Just changed the fork seals in my 'stock '68 T100C. Prior to changing them, my forks were occasionally "bottoming out" when I hit a rough patch of road so while I had my forks apart, I decided to fit a new set of fork springs, too.
I ordered a set of "heavy duty" springs (as specified for the T100C in the parts catalogue) and it seems to have fixed my the problem of bottoming out, but NOW I have a different problem. Instead of bottoming out, the forks now occasionally "top out." That is, they "clunk" on the rebound.
The topping out isn't happening on every little bump, but the roads can be pretty rough around here -- open pot holes, lumps of asphalt, cobblestones, etc. -- and it's happening more than I expect it should. (it's topping out more often that it was previously bottoming out.)
I've been using ATF for fork oil. Is this too light? Will simply using a heavier weight oil solve the problem or is something else going on? I have some 20w fork oil on order (can't seem to find anything heavier than 15w at the local shops) so I guess I'll find out soon enough if this is a simple fix. In the mean time, any other ideas?
You could effectively soften the spring rate and lower the ride height slightly. Loosen the cap nuts a few threads,or take them off. Fully compress the forks.Use ropes or other implements of destruction to winch the forks to fully compressed.If you only loosened the cap nuts,allow 30 minutes for the air pressure to bleed out around the threads.If you removed them,just screw them up tight while the forks are compressed.
I religiously bleed the air out of forks and run on spring-rate,not compressed air.
Sounds like it'll take a bit of experimenting. 20w is "by the book" although I see 20w or 30w is recommended for the earlier forks. I've got the 20w on order so I'll try that first and see. I've never been able to find anything heavier than 15w fork oil in the local shops and since I have the ATF for my primary, that's what I've always used. Might've been part of the problem with the forks bottoming out in the first place. (Although, aside from them topping out, the forks feel a lot better with the new springs.) If the 20w doesn't fix it, I'll try going heavier.
Pete - I've never heard of bleeding the air out of the forks, but do you have to do that regularly? I can't imagine the forks are so air-tight that air wouldn't bleed back into the forks during and/or between rides -- Am I wrong?
There's too much air in the forks if they're assembled "normally",without bleeding them.You want no internal air pressure when they are fully compressed.I've used 50 grade engine oil in these early forks,but not on a "C" model with competition damping.
Some really smart forks are self-evacuating with one-way valves.Rickman frame is like this.
What you're saying makes sense. I suppose the air pressure could add enough force to make the forks clunk on the rebound. Maybe, while I'm waiting for the fork oil, I'll try to devise a suitable "implement of destruction" to try it out.
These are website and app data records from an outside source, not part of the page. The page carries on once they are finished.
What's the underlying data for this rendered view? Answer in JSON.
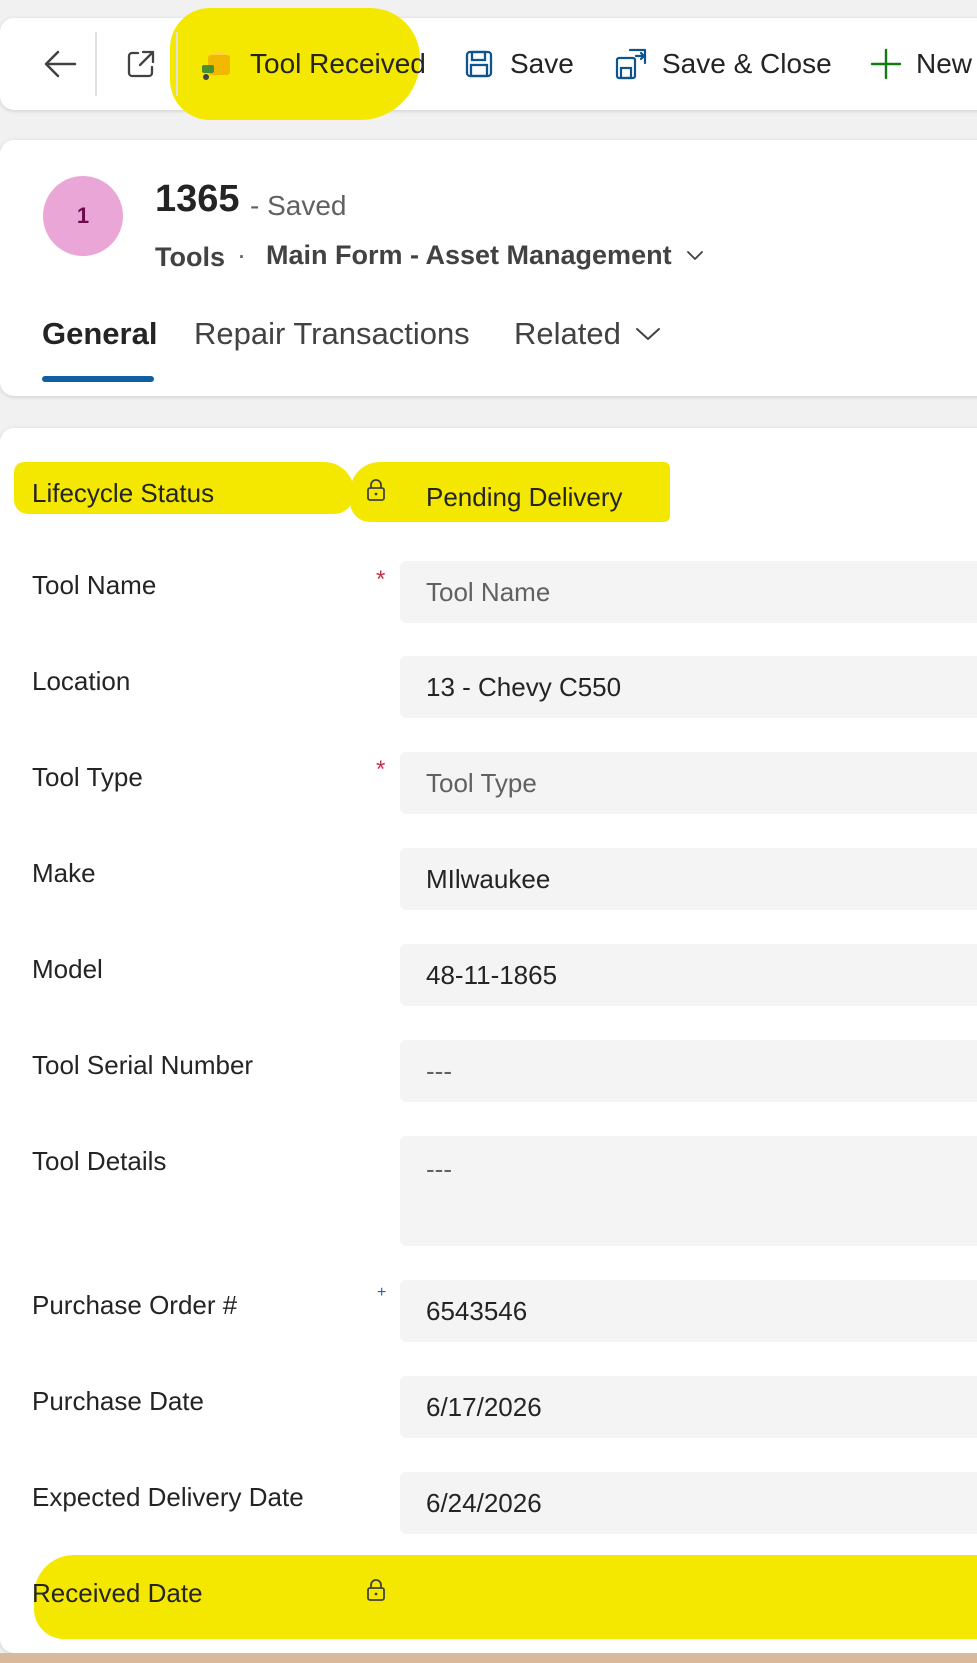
{
  "command_bar": {
    "back_label": "Back",
    "open_new_window_label": "Open in new window",
    "tool_received_label": "Tool Received",
    "save_label": "Save",
    "save_close_label": "Save & Close",
    "new_label": "New"
  },
  "header": {
    "avatar_initial": "1",
    "record_title": "1365",
    "save_status": "- Saved",
    "entity_name": "Tools",
    "separator": "·",
    "form_name": "Main Form - Asset Management"
  },
  "tabs": {
    "general": "General",
    "repair_transactions": "Repair Transactions",
    "related": "Related"
  },
  "fields": {
    "lifecycle_status": {
      "label": "Lifecycle Status",
      "value": "Pending Delivery",
      "locked": true
    },
    "tool_name": {
      "label": "Tool Name",
      "value": "",
      "placeholder": "Tool Name",
      "required_marker": "*"
    },
    "location": {
      "label": "Location",
      "value": "13 - Chevy C550"
    },
    "tool_type": {
      "label": "Tool Type",
      "value": "",
      "placeholder": "Tool Type",
      "required_marker": "*"
    },
    "make": {
      "label": "Make",
      "value": "MIlwaukee"
    },
    "model": {
      "label": "Model",
      "value": "48-11-1865"
    },
    "tool_serial_number": {
      "label": "Tool Serial Number",
      "value": "",
      "placeholder": "---"
    },
    "tool_details": {
      "label": "Tool Details",
      "value": "",
      "placeholder": "---"
    },
    "purchase_order": {
      "label": "Purchase Order #",
      "value": "6543546",
      "recommended_marker": "+"
    },
    "purchase_date": {
      "label": "Purchase Date",
      "value": "6/17/2026"
    },
    "expected_delivery_date": {
      "label": "Expected Delivery Date",
      "value": "6/24/2026"
    },
    "received_date": {
      "label": "Received Date",
      "value": "",
      "locked": true
    }
  },
  "colors": {
    "highlight": "#f5e800",
    "accent": "#115ea3",
    "required": "#c4314b",
    "avatar": "#e9a6d6",
    "new_icon": "#107c10",
    "tool_received_icon": "#e8b400"
  }
}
Hi Jamie, I think you put the damper sleeves in upside down. These are what look like spacers that fit between the fork bushes. The manual is not clear on which way up they go but as far as I can remenber the smaller diameter hole goes down. These sleeves stop the topping out by restricting oil flow when the bushes get closer together, ie when the forks are fully extended, but the sleeves only work if they are the correct way up. chances are you did not spot the difference in the hole size and put them in upside down. I am speaking from experience here hope this help Steve.
Anything is possible, but I never removed the stanchions from the lower fork legs so if the sleeves are upside down, they've been that way for a long time. It was dumb of me not to do a complete teardown and inspect the entire fork while I had them all apart. (Though, I'm always amazed at how much easier these tasks get with each successive try.)